What's disappointing is that the action scenes often feel muddled and confused, especially when two Transformers are having a dust-up. For all the clarity of the characters, the action scenes seem sped up and even shot at unusual angles which distort and disorientate the viewer. Personally, I blame Bay for this - his action film like The Rock and Armageddon are violent and noisy affairs with only the loosest understanding of things like gravity, physics and logic. For Bay, any scene is a good one so long as something explodes in it so if you're after a long and boom-heavy action film with little explanation as to what is going on, this is your film. Personally, I didn't have a clue. Lastly, I didn't quite believe how old-fashioned the film felt. Fox has nothing to do besides be the obvious love interest but the camera seems to almost leer at her like an invisible sex pest. Difficult to imagine such crude sexism passing these days with the #MeToo movement and frankly, I'm cool with that.
Should I watch it?
For fans and lovers of the original TV cartoon, I dare say that Transformers is the film they've all been waiting for. But while the film may contain dazzling visuals and a suitably epic feel to the action scenes, it just never engaged me much. I wanted to know more about these characters, this strange alien race that can somehow mimic objects as everyday as a truck with flame decals. It's loaded with product placement, stifled by uninspired performances, narratively all over the place but as a summer blockbuster, it does just enough to appeal to bored schoolkids everywhere.
Great For: fans of the toys or TV show, under 18 audiences, subtitle readers (the explosions drown out much of the dialogue), corporate sponsors
Not So Great For: adults unfamiliar with the series, critics, anyone hoping Bay's career would go up in smoke
What else should I watch?
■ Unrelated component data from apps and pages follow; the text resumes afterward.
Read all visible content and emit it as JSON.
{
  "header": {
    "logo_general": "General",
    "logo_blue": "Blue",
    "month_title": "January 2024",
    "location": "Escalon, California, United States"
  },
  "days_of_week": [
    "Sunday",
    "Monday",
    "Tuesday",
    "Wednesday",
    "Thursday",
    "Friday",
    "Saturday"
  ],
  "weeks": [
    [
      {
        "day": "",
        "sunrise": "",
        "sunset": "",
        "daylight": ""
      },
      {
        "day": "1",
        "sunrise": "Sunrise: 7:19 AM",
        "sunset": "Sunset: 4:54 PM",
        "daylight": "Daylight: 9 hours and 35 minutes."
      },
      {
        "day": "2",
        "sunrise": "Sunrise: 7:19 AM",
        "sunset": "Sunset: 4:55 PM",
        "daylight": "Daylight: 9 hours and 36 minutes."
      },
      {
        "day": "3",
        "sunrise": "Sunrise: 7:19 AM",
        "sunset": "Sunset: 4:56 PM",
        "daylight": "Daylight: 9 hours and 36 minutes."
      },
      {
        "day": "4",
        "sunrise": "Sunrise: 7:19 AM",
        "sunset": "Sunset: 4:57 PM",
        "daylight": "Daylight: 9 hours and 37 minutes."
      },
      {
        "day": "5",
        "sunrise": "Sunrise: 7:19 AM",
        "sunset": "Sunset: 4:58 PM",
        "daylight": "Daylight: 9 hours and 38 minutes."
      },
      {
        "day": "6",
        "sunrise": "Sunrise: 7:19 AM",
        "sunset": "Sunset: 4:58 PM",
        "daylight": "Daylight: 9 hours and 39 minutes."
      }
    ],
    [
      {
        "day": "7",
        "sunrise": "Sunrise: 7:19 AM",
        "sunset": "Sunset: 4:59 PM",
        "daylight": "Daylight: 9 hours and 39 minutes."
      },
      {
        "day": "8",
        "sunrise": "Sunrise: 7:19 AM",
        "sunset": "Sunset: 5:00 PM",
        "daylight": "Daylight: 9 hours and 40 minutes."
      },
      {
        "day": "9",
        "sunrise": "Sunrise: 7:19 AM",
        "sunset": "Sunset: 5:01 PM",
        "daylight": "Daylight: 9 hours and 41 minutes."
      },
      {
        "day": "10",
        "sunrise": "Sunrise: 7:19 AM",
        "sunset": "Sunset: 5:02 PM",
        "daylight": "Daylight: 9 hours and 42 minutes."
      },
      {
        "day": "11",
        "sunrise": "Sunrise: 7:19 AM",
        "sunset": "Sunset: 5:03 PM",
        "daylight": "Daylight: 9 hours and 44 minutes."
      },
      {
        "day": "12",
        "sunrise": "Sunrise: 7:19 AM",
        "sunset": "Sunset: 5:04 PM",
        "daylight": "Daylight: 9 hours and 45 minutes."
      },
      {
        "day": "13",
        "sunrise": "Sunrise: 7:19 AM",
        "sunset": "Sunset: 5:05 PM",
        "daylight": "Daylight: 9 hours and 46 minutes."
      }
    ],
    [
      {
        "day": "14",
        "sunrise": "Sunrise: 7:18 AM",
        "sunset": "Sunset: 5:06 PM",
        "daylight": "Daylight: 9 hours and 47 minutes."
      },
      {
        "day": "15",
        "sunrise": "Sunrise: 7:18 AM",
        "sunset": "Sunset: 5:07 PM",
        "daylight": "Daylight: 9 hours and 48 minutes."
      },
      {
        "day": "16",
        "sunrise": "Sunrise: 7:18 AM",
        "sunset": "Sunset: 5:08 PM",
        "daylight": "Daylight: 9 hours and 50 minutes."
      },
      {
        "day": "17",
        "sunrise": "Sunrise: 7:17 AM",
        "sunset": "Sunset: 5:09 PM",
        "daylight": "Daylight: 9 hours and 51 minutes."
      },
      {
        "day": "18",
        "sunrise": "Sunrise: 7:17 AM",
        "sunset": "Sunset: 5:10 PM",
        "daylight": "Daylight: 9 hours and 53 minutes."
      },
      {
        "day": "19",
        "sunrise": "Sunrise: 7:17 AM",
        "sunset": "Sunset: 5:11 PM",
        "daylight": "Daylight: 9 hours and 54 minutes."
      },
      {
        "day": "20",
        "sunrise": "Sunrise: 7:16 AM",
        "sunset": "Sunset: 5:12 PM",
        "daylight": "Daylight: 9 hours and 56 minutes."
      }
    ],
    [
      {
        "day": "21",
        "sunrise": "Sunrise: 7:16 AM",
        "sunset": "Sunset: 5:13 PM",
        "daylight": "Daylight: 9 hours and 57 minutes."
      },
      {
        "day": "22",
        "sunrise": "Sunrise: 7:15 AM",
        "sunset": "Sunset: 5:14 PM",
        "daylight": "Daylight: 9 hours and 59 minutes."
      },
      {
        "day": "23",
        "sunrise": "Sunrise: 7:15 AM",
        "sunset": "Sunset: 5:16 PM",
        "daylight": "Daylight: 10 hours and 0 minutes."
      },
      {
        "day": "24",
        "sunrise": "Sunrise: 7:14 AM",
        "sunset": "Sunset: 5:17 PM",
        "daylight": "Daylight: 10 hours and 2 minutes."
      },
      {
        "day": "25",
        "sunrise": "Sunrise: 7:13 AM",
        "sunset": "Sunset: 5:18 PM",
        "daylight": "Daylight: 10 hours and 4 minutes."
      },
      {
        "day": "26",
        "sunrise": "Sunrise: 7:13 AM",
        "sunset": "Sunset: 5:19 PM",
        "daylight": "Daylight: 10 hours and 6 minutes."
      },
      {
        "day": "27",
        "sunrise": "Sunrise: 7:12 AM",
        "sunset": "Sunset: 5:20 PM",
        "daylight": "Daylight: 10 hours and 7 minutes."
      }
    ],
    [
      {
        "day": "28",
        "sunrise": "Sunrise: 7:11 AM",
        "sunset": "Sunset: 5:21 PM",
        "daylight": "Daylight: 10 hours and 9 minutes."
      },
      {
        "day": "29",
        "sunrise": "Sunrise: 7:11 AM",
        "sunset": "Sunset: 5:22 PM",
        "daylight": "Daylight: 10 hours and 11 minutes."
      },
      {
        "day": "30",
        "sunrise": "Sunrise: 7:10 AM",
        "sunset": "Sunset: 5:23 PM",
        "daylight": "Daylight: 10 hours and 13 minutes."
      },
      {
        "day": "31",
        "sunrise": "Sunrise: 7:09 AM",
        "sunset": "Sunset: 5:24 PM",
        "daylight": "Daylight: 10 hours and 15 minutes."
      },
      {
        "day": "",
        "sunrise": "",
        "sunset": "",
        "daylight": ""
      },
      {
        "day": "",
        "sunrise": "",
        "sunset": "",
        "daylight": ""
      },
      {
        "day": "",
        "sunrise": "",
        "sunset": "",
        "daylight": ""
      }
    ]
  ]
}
Judging by the overwhelming negativity that greeted the rest of the sequels, it would seem that this is as good as things got. Revenge Of The Fallen, Dark Of The Moon, Age Of Extinction and The Last Knight were all slammed by critics upon release and yet, they all smashed the box office like a giant robot would - collectively, the series has so far made more than $4.3 billion worldwide and counting with the recent release of Bumblebee. Incidentally, Bumblebee has bucked the trend in terms of critical response by earning the most praise of any film in the series so far. It's also the first film in the series not directed by Michael Bay so go figure.
Films based on toys have had a fairly chequered success rate, it has to be said. From the big budget flops like Battleship, hilarious misfires like Dungeons & Dragons to idiosyncratic curiosities like Clue, toy-based films traditionally haven't been much good. I say traditionally because The Lego Movie and its spin-offs have seemingly turned things around. The first film certainly felt like a breath of fresh air, using incredibly detailed CG to create a world of seemingly limitless possibilities as well as a goofball charm and nostalgia you rarely find these days.
© 2019 Benjamin Cox